§ Instructions for the task
Below are entries to return in full. Keep each one exact.

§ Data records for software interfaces

-*-

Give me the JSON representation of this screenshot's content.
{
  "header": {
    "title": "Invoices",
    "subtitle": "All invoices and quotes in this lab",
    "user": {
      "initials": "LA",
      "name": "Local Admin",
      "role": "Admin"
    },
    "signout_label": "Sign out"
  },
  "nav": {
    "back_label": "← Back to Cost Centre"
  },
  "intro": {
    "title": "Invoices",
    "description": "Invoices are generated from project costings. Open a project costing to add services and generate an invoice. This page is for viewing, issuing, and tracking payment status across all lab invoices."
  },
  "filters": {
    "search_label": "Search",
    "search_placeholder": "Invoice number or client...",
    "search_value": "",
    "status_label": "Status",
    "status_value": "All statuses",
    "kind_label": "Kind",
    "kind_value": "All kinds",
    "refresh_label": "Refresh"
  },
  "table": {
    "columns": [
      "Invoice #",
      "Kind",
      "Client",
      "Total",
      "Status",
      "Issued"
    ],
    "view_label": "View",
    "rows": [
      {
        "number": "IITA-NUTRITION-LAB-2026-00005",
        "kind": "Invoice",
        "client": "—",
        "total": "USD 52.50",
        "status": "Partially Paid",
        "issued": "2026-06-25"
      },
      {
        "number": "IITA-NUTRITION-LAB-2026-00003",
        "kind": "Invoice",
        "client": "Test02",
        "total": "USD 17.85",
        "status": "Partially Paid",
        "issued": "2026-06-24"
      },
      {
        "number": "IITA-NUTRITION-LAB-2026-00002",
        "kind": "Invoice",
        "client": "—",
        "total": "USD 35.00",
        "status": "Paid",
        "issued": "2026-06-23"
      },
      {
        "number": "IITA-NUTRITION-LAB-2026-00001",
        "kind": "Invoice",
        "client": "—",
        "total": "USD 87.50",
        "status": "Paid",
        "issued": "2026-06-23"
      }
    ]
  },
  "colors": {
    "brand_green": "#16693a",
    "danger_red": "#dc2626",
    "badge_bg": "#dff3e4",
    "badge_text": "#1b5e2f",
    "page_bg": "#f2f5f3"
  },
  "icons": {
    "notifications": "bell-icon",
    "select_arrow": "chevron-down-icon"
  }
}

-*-

§ Your solution
Give me the JSON representation of this screenshot's content.
{
  "header": {
    "title": "Invoices",
    "subtitle": "All invoices and quotes in this lab",
    "user": {
      "initials": "LA",
      "name": "Local Admin",
      "role": "Admin"
    },
    "signout_label": "Sign out"
  },
  "nav": {
    "back_label": "← Back to Cost Centre"
  },
  "intro": {
    "title": "Invoices",
    "description": "Invoices are generated from project costings. Open a project costing to add services and generate an invoice. This page is for viewing, issuing, and tracking payment status across all lab invoices."
  },
  "filters": {
    "search_label": "Search",
    "search_placeholder": "Invoice number or client...",
    "search_value": "",
    "status_label": "Status",
    "status_value": "All statuses",
    "kind_label": "Kind",
    "kind_value": "All kinds",
    "refresh_label": "Refresh"
  },
  "table": {
    "columns": [
      "Invoice #",
      "Kind",
      "Client",
      "Total",
      "Status",
      "Issued"
    ],
    "view_label": "View",
    "rows": [
      {
        "number": "IITA-NUTRITION-LAB-2026-00005",
        "kind": "Invoice",
        "client": "—",
        "total": "USD 52.50",
        "status": "Partially Paid",
        "issued": "2026-06-25"
      },
      {
        "number": "IITA-NUTRITION-LAB-2026-00003",
        "kind": "Invoice",
        "client": "Test02",
        "total": "USD 17.85",
        "status": "Partially Paid",
        "issued": "2026-06-24"
      },
      {
        "number": "IITA-NUTRITION-LAB-2026-00002",
        "kind": "Invoice",
        "client": "—",
        "total": "USD 35.00",
        "status": "Paid",
        "issued": "2026-06-23"
      },
      {
        "number": "IITA-NUTRITION-LAB-2026-00001",
        "kind": "Invoice",
        "client": "—",
        "total": "USD 87.50",
        "status": "Paid",
        "issued": "2026-06-23"
      }
    ]
  },
  "colors": {
    "brand_green": "#16693a",
    "danger_red": "#dc2626",
    "badge_bg": "#dff3e4",
    "badge_text": "#1b5e2f",
    "page_bg": "#f2f5f3"
  },
  "icons": {
    "notifications": "bell-icon",
    "select_arrow": "chevron-down-icon"
  }
}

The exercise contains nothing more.